Nobody really gets the Trinity, do they?  Understanding how God can be three distinct Persons, yet One – we just can’t quite explain it. The minute we try, we find ourselves spouting unintentional heresy. 

But we can experience God’s interrelational personhood, and lots of folks will tell you it’s this interrelationality that matters. The community of the Godhead invites us all into that shared relationship, that love. I’m beginning to think this is what “God is love” really means.

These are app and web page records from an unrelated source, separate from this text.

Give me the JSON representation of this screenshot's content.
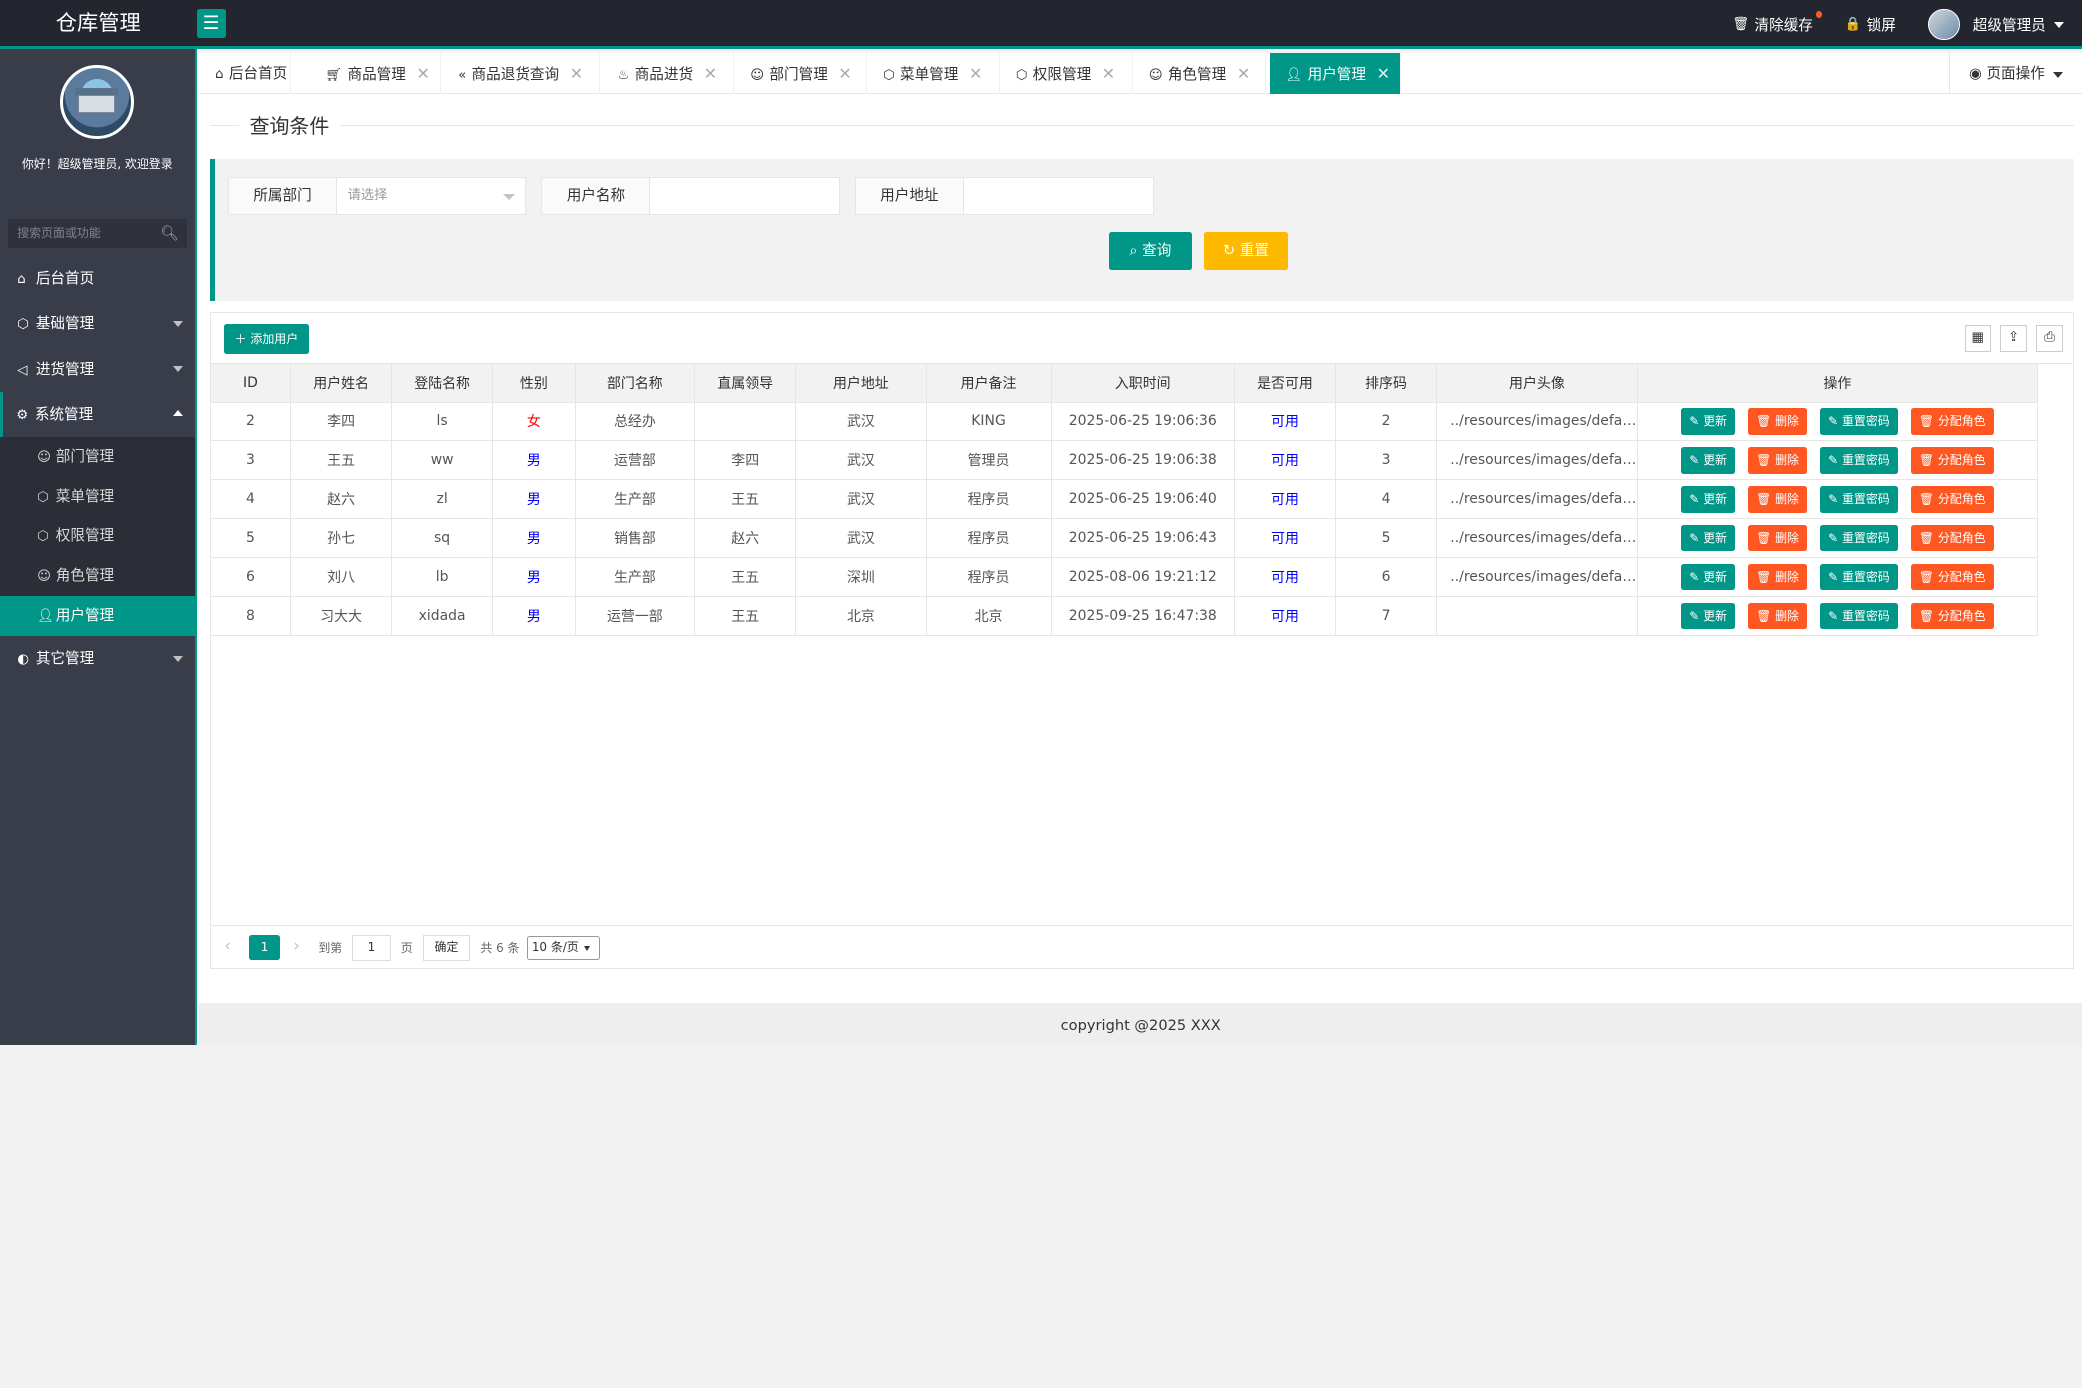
{
  "app": {
    "title": "仓库管理"
  },
  "topbar": {
    "clear_cache": "清除缓存",
    "lock_screen": "锁屏",
    "user": "超级管理员"
  },
  "sidebar": {
    "welcome": "你好！超级管理员, 欢迎登录",
    "search_placeholder": "搜索页面或功能",
    "items": [
      {
        "label": "后台首页"
      },
      {
        "label": "基础管理"
      },
      {
        "label": "进货管理"
      },
      {
        "label": "系统管理"
      }
    ],
    "sub_items": [
      {
        "label": "部门管理"
      },
      {
        "label": "菜单管理"
      },
      {
        "label": "权限管理"
      },
      {
        "label": "角色管理"
      },
      {
        "label": "用户管理"
      }
    ],
    "other": "其它管理"
  },
  "tabs": [
    {
      "label": "后台首页"
    },
    {
      "label": "商品管理"
    },
    {
      "label": "商品退货查询"
    },
    {
      "label": "商品进货"
    },
    {
      "label": "部门管理"
    },
    {
      "label": "菜单管理"
    },
    {
      "label": "权限管理"
    },
    {
      "label": "角色管理"
    },
    {
      "label": "用户管理"
    }
  ],
  "page_ops": "页面操作",
  "query": {
    "legend": "查询条件",
    "dept_label": "所属部门",
    "dept_placeholder": "请选择",
    "name_label": "用户名称",
    "addr_label": "用户地址",
    "search_btn": "查询",
    "reset_btn": "重置"
  },
  "table": {
    "add_btn": "添加用户",
    "headers": [
      "ID",
      "用户姓名",
      "登陆名称",
      "性别",
      "部门名称",
      "直属领导",
      "用户地址",
      "用户备注",
      "入职时间",
      "是否可用",
      "排序码",
      "用户头像",
      "操作"
    ],
    "rows": [
      {
        "id": "2",
        "name": "李四",
        "login": "ls",
        "sex": "女",
        "dept": "总经办",
        "leader": "",
        "addr": "武汉",
        "remark": "KING",
        "time": "2025-06-25 19:06:36",
        "avail": "可用",
        "order": "2",
        "avatar": "../resources/images/defaultusertitle.jpg"
      },
      {
        "id": "3",
        "name": "王五",
        "login": "ww",
        "sex": "男",
        "dept": "运营部",
        "leader": "李四",
        "addr": "武汉",
        "remark": "管理员",
        "time": "2025-06-25 19:06:38",
        "avail": "可用",
        "order": "3",
        "avatar": "../resources/images/defaultusertitle.jpg"
      },
      {
        "id": "4",
        "name": "赵六",
        "login": "zl",
        "sex": "男",
        "dept": "生产部",
        "leader": "王五",
        "addr": "武汉",
        "remark": "程序员",
        "time": "2025-06-25 19:06:40",
        "avail": "可用",
        "order": "4",
        "avatar": "../resources/images/defaultusertitle.jpg"
      },
      {
        "id": "5",
        "name": "孙七",
        "login": "sq",
        "sex": "男",
        "dept": "销售部",
        "leader": "赵六",
        "addr": "武汉",
        "remark": "程序员",
        "time": "2025-06-25 19:06:43",
        "avail": "可用",
        "order": "5",
        "avatar": "../resources/images/defaultusertitle.jpg"
      },
      {
        "id": "6",
        "name": "刘八",
        "login": "lb",
        "sex": "男",
        "dept": "生产部",
        "leader": "王五",
        "addr": "深圳",
        "remark": "程序员",
        "time": "2025-08-06 19:21:12",
        "avail": "可用",
        "order": "6",
        "avatar": "../resources/images/defaultusertitle.jpg"
      },
      {
        "id": "8",
        "name": "习大大",
        "login": "xidada",
        "sex": "男",
        "dept": "运营一部",
        "leader": "王五",
        "addr": "北京",
        "remark": "北京",
        "time": "2025-09-25 16:47:38",
        "avail": "可用",
        "order": "7",
        "avatar": ""
      }
    ],
    "ops": {
      "update": "更新",
      "delete": "删除",
      "reset_pwd": "重置密码",
      "assign_role": "分配角色"
    }
  },
  "pager": {
    "current": "1",
    "goto_label": "到第",
    "goto_value": "1",
    "page_unit": "页",
    "ok": "确定",
    "total": "共 6 条",
    "page_size": "10 条/页"
  },
  "footer": "copyright @2025 XXX",
  "colors": {
    "accent": "#009688",
    "danger": "#ff5722",
    "warn": "#ffb800",
    "sidebar": "#393d49",
    "topbar": "#23262e"
  }
}
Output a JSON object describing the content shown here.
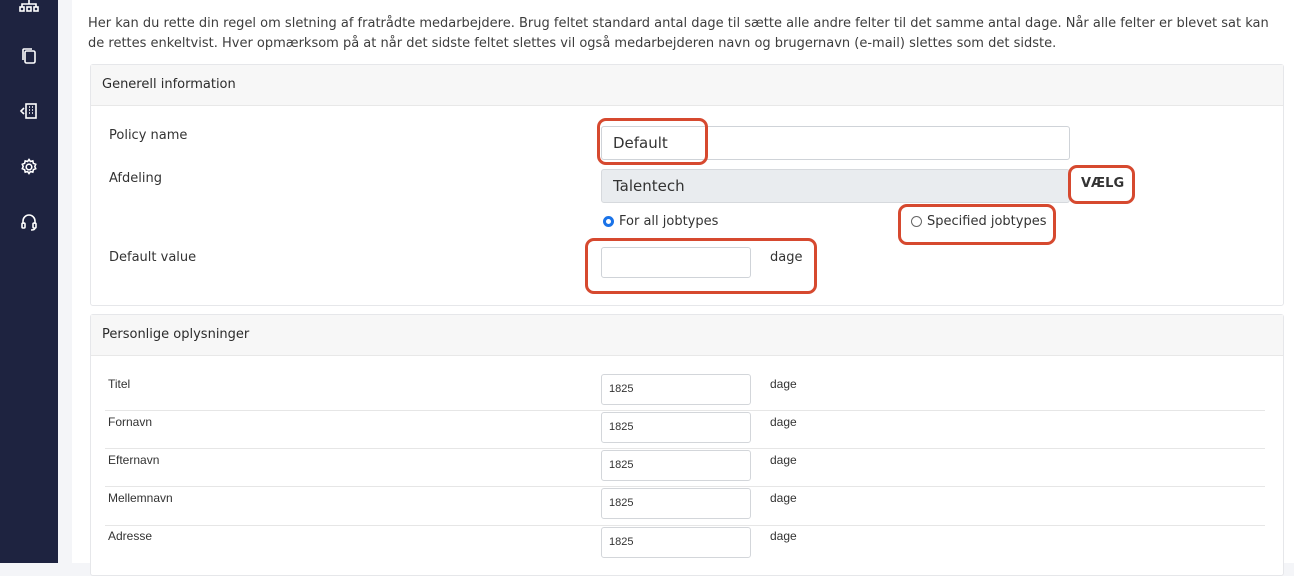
{
  "intro": "Her kan du rette din regel om sletning af fratrådte medarbejdere. Brug feltet standard antal dage til sætte alle andre felter til det samme antal dage. Når alle felter er blevet sat kan de rettes enkeltvist. Hver opmærksom på at når det sidste feltet slettes vil også medarbejderen navn og brugernavn (e-mail) slettes som det sidste.",
  "general": {
    "header": "Generell information",
    "policy_label": "Policy name",
    "policy_value": "Default",
    "department_label": "Afdeling",
    "department_value": "Talentech",
    "choose_button": "VÆLG",
    "radio_all": "For all jobtypes",
    "radio_specified": "Specified jobtypes",
    "default_value_label": "Default value",
    "default_value": "",
    "unit": "dage"
  },
  "personal": {
    "header": "Personlige oplysninger",
    "rows": [
      {
        "label": "Titel",
        "value": "1825",
        "unit": "dage"
      },
      {
        "label": "Fornavn",
        "value": "1825",
        "unit": "dage"
      },
      {
        "label": "Efternavn",
        "value": "1825",
        "unit": "dage"
      },
      {
        "label": "Mellemnavn",
        "value": "1825",
        "unit": "dage"
      },
      {
        "label": "Adresse",
        "value": "1825",
        "unit": "dage"
      }
    ]
  },
  "sidebar": {
    "icons": [
      "org-chart-icon",
      "copy-icon",
      "building-icon",
      "gear-icon",
      "headset-icon"
    ]
  },
  "colors": {
    "sidebar": "#1e2340",
    "highlight": "#d6492f",
    "radio_selected": "#1a73e8"
  }
}
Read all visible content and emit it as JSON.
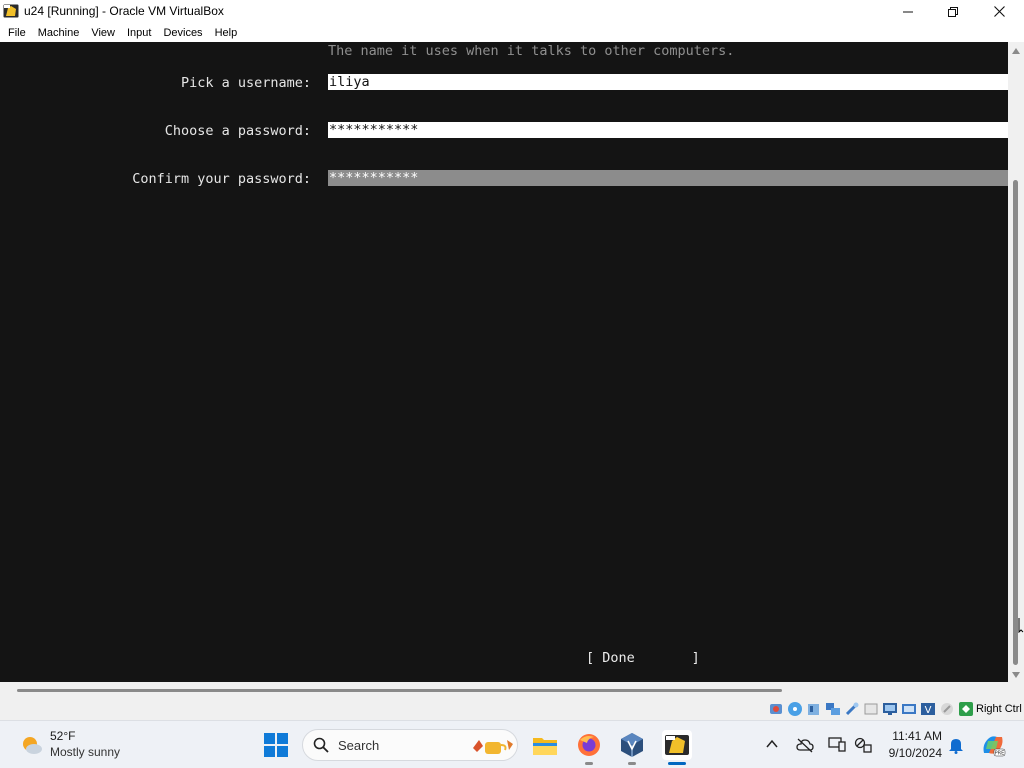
{
  "window": {
    "title": "u24 [Running] - Oracle VM VirtualBox",
    "minimize_glyph": "—",
    "maximize_glyph": "□",
    "close_glyph": "✕"
  },
  "menu": {
    "items": [
      "File",
      "Machine",
      "View",
      "Input",
      "Devices",
      "Help"
    ]
  },
  "installer": {
    "hostname_hint": "The name it uses when it talks to other computers.",
    "username_label": "Pick a username:",
    "username_value": "iliya",
    "password_label": "Choose a password:",
    "password_value": "***********",
    "confirm_label": "Confirm your password:",
    "confirm_value": "***********",
    "done_button": "[ Done       ]"
  },
  "status_bar": {
    "host_key": "Right Ctrl",
    "icons": [
      "hard-disk-icon",
      "optical-drive-icon",
      "audio-icon",
      "network-icon",
      "usb-icon",
      "shared-folders-icon",
      "display-icon",
      "recording-icon",
      "cpu-icon",
      "mouse-integration-icon",
      "keyboard-icon"
    ]
  },
  "taskbar": {
    "weather_temp": "52°F",
    "weather_desc": "Mostly sunny",
    "search_placeholder": "Search",
    "clock_time": "11:41 AM",
    "clock_date": "9/10/2024",
    "pinned_apps": [
      "file-explorer",
      "firefox",
      "virtualbox-manager",
      "virtualbox-vm"
    ]
  },
  "colors": {
    "vm_background": "#141414",
    "focused_field": "#8c8c8c",
    "accent": "#0067c0"
  }
}
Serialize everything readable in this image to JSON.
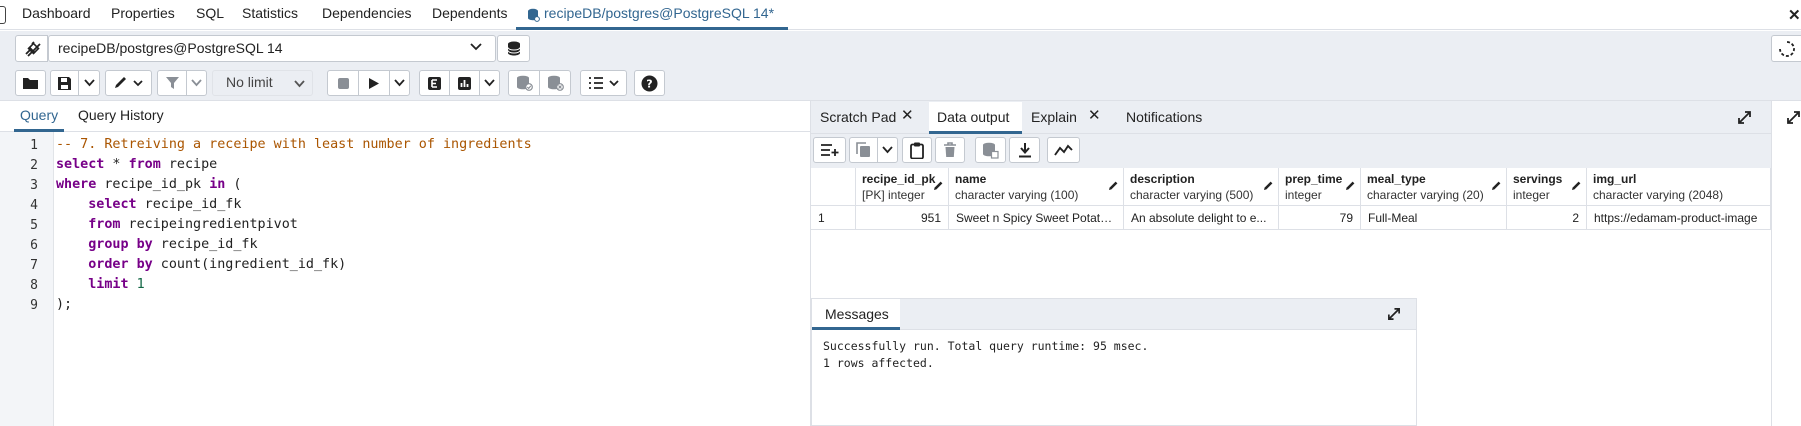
{
  "top_tabs": [
    "Dashboard",
    "Properties",
    "SQL",
    "Statistics",
    "Dependencies",
    "Dependents",
    "recipeDB/postgres@PostgreSQL 14*"
  ],
  "connection": {
    "label": "recipeDB/postgres@PostgreSQL 14"
  },
  "toolbar": {
    "limit_value": "No limit"
  },
  "query_tabs": [
    "Query",
    "Query History"
  ],
  "editor": {
    "line_numbers": [
      "1",
      "2",
      "3",
      "4",
      "5",
      "6",
      "7",
      "8",
      "9"
    ],
    "lines": [
      "-- 7. Retreiving a receipe with least number of ingredients",
      "select * from recipe",
      "where recipe_id_pk in (",
      "    select recipe_id_fk",
      "    from recipeingredientpivot",
      "    group by recipe_id_fk",
      "    order by count(ingredient_id_fk)",
      "    limit 1",
      ");"
    ]
  },
  "output_tabs": [
    "Scratch Pad",
    "Data output",
    "Explain",
    "Notifications"
  ],
  "grid": {
    "columns": [
      {
        "name": "recipe_id_pk",
        "type": "[PK] integer"
      },
      {
        "name": "name",
        "type": "character varying (100)"
      },
      {
        "name": "description",
        "type": "character varying (500)"
      },
      {
        "name": "prep_time",
        "type": "integer"
      },
      {
        "name": "meal_type",
        "type": "character varying (20)"
      },
      {
        "name": "servings",
        "type": "integer"
      },
      {
        "name": "img_url",
        "type": "character varying (2048)"
      }
    ],
    "rows": [
      {
        "num": "1",
        "cells": [
          "951",
          "Sweet n Spicy Sweet Potato...",
          "An absolute delight to e...",
          "79",
          "Full-Meal",
          "2",
          "https://edamam-product-image"
        ]
      }
    ]
  },
  "messages": {
    "title": "Messages",
    "lines": [
      "Successfully run. Total query runtime: 95 msec.",
      "1 rows affected."
    ]
  }
}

In worship today, we honored our high school graduates and sent them off as apostles to their next season of discipleship. We celebrated the good news that the Minnesota Annual Conference of the United Methodist Church, to which our congregation belongs, had a productive and Spirit-filled meeting this week. And we sang a lot. We heard the Word of the Lord. We prayed, and recited the Nicene Creed. 

We embraced, if only for a moment, the ambiguity that surrounds our idea of Trinity. We leaned a little further than we have before into the paradox of a God who is One, yet Three. 

And Love showed up.